Read through the listing below, and copy every line where the string "into" appears.

(Data extract Opens)

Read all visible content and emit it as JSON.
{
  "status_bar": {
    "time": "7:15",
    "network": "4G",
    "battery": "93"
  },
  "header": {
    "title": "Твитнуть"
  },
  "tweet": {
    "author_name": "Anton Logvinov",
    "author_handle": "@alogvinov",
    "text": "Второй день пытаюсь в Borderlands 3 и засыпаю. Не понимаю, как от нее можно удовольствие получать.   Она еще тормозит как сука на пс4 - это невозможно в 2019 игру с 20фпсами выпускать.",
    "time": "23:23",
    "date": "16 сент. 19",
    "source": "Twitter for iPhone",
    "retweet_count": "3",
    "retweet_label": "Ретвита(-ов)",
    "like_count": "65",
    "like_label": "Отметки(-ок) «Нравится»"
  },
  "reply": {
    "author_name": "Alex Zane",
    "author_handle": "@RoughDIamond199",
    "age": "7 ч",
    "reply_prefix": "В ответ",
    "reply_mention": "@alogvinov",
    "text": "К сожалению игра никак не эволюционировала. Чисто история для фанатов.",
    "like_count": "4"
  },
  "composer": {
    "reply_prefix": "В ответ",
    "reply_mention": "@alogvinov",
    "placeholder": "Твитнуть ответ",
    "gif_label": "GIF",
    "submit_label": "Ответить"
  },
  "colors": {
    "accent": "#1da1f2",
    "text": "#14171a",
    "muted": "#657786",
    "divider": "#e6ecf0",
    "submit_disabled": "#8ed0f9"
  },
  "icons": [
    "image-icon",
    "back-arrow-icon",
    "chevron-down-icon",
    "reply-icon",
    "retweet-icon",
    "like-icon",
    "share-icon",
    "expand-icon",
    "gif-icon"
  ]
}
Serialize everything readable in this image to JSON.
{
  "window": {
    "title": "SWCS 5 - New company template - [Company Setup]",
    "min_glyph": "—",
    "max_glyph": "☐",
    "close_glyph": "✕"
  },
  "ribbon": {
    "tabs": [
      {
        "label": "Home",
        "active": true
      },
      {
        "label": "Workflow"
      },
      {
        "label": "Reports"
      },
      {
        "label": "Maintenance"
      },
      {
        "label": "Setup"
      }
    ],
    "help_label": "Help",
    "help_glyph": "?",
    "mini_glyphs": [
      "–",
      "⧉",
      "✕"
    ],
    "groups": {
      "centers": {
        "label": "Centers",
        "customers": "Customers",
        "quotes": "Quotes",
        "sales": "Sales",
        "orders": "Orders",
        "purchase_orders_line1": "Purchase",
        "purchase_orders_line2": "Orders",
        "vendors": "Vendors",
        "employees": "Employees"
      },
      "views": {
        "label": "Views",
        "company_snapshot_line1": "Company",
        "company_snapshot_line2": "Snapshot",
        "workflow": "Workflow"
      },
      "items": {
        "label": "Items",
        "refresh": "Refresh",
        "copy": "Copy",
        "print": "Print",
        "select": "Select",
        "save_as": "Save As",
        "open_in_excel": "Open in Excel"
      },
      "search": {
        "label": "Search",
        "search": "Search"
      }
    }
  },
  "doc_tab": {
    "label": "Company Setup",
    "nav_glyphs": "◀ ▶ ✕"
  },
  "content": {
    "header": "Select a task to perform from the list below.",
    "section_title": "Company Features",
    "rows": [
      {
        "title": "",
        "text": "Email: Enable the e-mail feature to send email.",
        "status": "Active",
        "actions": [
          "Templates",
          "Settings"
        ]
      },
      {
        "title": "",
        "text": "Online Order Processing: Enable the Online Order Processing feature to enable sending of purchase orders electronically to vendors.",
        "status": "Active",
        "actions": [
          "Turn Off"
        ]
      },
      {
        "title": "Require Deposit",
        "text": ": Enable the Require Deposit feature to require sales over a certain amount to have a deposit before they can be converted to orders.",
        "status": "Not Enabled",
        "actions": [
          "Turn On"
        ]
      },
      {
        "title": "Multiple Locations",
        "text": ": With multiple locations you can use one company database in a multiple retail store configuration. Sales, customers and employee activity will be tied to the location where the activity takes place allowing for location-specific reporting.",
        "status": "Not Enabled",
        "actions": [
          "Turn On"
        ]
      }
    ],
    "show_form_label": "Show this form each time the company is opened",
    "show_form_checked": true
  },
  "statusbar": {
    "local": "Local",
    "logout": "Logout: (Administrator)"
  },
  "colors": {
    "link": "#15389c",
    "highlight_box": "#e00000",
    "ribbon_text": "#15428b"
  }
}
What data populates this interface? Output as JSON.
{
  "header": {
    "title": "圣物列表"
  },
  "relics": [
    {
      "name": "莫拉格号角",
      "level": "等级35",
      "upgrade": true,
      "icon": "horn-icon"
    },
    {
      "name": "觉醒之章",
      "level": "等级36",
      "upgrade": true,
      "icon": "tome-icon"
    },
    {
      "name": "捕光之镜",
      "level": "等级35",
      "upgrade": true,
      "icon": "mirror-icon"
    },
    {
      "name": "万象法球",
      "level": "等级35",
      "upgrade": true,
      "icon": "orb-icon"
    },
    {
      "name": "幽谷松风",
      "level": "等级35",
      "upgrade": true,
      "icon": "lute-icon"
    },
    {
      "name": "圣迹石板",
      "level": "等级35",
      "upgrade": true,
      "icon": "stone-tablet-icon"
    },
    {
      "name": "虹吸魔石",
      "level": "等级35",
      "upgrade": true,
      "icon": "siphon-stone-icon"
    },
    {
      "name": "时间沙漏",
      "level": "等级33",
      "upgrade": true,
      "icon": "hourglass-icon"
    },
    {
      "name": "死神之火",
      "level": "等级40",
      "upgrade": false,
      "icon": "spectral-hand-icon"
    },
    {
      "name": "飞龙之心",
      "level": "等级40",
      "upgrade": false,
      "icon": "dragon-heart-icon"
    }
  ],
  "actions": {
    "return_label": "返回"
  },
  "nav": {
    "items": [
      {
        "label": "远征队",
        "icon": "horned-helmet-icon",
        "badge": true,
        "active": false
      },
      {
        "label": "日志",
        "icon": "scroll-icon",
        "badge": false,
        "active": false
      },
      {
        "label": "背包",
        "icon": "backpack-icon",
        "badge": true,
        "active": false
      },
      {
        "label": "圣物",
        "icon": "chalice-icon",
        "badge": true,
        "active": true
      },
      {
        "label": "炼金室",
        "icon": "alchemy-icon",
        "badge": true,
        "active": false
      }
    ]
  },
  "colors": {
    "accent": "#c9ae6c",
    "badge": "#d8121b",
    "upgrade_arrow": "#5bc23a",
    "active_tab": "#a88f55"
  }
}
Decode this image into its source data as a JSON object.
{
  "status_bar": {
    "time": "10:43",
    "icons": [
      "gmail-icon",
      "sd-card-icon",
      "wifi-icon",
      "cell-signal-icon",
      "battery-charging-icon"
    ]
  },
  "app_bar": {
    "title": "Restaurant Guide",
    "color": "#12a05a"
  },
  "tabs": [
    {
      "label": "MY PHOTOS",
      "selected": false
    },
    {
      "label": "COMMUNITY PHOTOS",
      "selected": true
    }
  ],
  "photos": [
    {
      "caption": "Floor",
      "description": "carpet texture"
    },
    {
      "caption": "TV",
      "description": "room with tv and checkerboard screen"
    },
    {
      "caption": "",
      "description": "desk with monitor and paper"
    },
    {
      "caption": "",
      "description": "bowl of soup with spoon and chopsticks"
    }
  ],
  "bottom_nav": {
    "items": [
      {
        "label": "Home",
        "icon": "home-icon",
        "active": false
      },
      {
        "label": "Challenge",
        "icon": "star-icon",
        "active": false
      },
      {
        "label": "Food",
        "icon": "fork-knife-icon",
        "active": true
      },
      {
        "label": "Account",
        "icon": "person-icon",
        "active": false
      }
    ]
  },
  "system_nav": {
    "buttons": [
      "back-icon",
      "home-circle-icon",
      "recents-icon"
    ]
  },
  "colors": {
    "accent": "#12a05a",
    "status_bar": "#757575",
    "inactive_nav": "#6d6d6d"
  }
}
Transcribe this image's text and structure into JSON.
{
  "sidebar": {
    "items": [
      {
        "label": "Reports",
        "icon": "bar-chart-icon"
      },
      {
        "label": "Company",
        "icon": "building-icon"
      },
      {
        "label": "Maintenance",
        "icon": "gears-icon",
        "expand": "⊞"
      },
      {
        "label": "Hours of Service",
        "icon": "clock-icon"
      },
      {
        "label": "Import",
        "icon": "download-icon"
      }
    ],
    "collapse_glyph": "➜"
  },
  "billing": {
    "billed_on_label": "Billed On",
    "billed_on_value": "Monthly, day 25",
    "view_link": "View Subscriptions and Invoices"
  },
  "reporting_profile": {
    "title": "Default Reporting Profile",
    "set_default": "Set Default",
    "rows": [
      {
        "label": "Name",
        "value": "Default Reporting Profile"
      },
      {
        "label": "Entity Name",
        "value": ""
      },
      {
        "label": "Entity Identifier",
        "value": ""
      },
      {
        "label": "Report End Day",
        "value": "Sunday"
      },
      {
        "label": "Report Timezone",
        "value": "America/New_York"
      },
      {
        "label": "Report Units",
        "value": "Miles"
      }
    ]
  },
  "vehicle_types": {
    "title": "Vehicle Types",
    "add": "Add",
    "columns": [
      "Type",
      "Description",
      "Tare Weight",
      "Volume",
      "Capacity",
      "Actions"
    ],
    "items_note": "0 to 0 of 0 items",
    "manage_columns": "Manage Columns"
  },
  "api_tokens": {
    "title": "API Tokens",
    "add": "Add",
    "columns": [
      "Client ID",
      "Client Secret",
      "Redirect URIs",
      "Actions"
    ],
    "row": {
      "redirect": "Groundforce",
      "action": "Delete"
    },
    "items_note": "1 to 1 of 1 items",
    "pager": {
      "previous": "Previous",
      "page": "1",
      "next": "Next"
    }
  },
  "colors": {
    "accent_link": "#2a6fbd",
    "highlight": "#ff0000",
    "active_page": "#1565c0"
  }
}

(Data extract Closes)

Response area:
Decode this image into its source data as a JSON object.
Transcribe this image's text and structure into JSON.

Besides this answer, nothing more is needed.